[Saved entries]

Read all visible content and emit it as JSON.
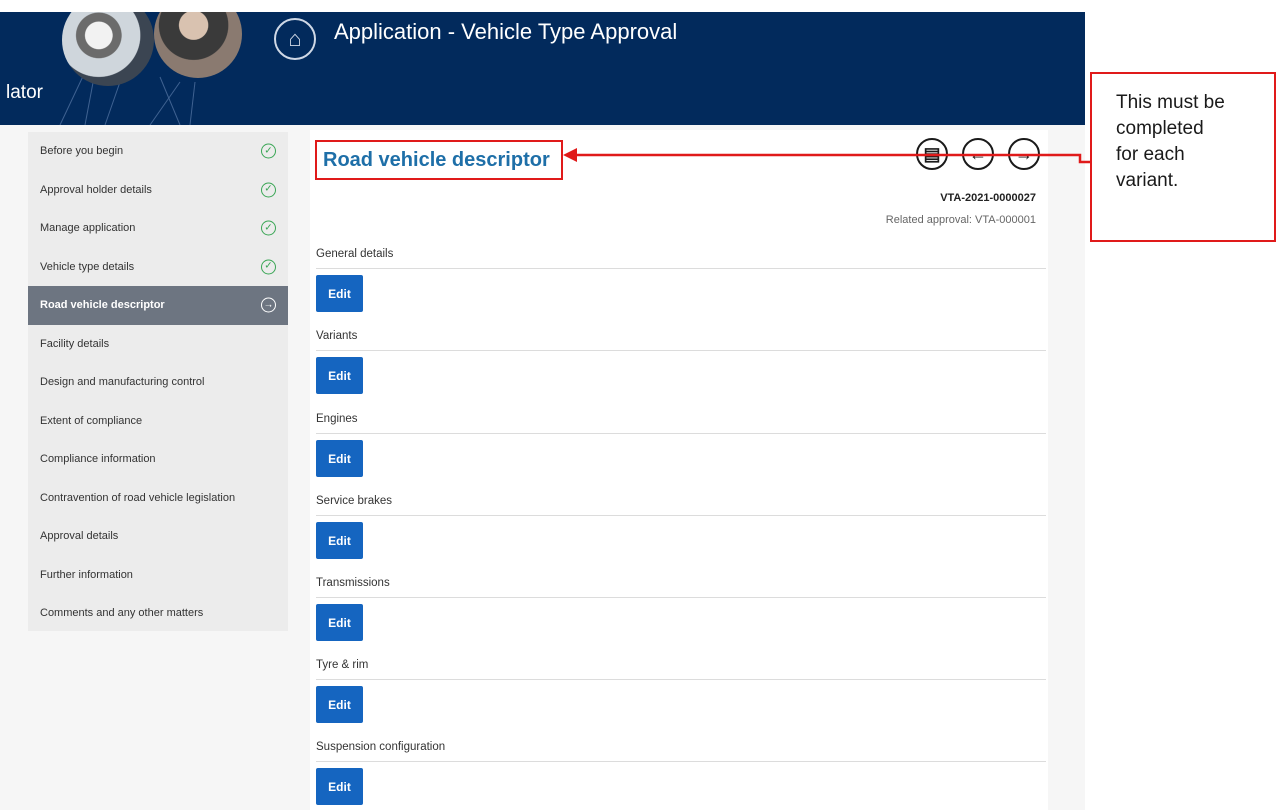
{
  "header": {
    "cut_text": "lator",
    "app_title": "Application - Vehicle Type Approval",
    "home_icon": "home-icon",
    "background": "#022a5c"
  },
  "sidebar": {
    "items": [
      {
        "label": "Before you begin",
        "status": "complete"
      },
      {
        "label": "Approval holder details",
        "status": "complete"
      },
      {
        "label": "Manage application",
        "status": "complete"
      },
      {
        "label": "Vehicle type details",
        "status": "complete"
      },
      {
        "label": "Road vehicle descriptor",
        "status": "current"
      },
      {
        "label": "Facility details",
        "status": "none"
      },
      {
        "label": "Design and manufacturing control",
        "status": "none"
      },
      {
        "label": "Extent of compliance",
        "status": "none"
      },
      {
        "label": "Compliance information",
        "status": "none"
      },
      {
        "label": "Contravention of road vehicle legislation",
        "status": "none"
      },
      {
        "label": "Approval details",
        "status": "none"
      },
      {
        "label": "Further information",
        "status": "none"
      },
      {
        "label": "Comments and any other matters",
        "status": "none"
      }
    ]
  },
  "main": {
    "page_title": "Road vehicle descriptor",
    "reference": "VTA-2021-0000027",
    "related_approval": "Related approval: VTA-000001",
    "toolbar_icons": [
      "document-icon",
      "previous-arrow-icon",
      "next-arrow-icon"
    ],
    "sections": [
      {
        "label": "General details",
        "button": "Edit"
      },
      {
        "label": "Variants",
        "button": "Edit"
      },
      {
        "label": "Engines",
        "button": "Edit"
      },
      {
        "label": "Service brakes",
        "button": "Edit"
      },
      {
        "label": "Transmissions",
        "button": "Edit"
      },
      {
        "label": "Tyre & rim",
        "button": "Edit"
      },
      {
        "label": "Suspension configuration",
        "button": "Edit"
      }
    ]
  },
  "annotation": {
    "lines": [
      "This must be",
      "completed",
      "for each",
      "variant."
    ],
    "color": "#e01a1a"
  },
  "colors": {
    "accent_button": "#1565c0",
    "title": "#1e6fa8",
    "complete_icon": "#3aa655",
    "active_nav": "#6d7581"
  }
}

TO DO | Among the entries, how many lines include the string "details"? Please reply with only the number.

SOLUTION TO THE EXERCISE | 5